'''

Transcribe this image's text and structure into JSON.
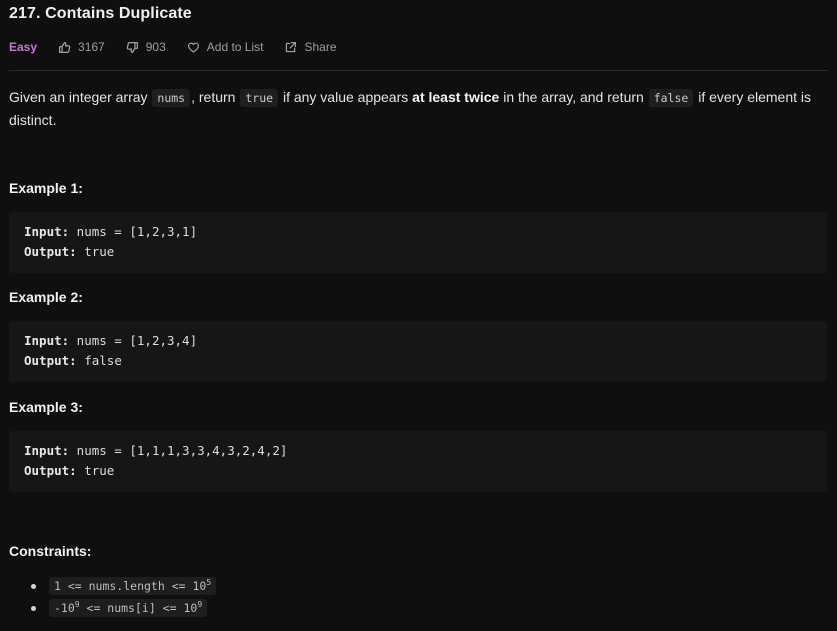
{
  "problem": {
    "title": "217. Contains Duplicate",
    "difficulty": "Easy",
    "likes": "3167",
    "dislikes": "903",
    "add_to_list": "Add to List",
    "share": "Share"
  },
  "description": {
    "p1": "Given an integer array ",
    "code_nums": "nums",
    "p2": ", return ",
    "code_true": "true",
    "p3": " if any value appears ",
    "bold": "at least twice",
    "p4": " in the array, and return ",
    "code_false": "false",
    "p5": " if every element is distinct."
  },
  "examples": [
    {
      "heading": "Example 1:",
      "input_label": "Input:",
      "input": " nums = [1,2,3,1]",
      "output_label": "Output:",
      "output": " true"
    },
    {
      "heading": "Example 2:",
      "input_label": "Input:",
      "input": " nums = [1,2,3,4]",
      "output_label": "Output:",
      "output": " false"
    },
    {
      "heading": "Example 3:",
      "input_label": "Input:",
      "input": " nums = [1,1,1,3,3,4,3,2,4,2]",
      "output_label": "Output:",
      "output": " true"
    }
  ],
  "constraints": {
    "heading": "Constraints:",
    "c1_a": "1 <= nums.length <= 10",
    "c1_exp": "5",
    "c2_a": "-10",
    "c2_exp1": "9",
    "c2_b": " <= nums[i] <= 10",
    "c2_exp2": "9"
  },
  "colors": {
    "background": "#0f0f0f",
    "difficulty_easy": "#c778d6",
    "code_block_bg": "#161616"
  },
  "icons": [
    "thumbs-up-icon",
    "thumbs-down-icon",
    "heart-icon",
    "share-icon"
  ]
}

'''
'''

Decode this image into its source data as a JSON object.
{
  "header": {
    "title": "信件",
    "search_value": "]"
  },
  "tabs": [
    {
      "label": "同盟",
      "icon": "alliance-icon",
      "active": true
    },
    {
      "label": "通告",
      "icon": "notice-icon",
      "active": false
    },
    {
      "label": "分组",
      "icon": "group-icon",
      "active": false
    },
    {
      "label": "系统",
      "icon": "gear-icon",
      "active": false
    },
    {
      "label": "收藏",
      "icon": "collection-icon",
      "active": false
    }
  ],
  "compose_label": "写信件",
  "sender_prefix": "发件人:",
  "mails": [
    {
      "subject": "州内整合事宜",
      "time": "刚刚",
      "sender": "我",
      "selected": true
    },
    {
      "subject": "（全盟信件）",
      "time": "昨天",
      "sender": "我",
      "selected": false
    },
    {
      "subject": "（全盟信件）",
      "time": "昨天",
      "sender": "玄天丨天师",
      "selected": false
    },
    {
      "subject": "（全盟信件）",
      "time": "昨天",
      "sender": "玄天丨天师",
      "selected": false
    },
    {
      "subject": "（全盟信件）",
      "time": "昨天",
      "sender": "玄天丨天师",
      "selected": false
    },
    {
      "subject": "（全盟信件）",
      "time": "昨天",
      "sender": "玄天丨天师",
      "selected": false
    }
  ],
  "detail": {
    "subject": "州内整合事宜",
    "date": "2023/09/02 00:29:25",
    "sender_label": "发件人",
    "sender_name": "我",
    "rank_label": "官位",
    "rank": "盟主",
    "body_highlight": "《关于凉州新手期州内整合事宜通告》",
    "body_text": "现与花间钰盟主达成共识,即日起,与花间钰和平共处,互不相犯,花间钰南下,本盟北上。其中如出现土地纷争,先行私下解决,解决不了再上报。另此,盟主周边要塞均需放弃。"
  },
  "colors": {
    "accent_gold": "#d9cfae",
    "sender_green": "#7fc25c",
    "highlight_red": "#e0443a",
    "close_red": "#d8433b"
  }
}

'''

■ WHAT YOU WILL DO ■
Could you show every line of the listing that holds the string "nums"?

■ EXPECTED OUTPUT ■
    "code_nums": "nums",
      "input": " nums = [1,2,3,1]",
      "input": " nums = [1,2,3,4]",
      "input": " nums = [1,1,1,3,3,4,3,2,4,2]",
    "c1_a": "1 <= nums.length <= 10",
    "c2_b": " <= nums[i] <= 10",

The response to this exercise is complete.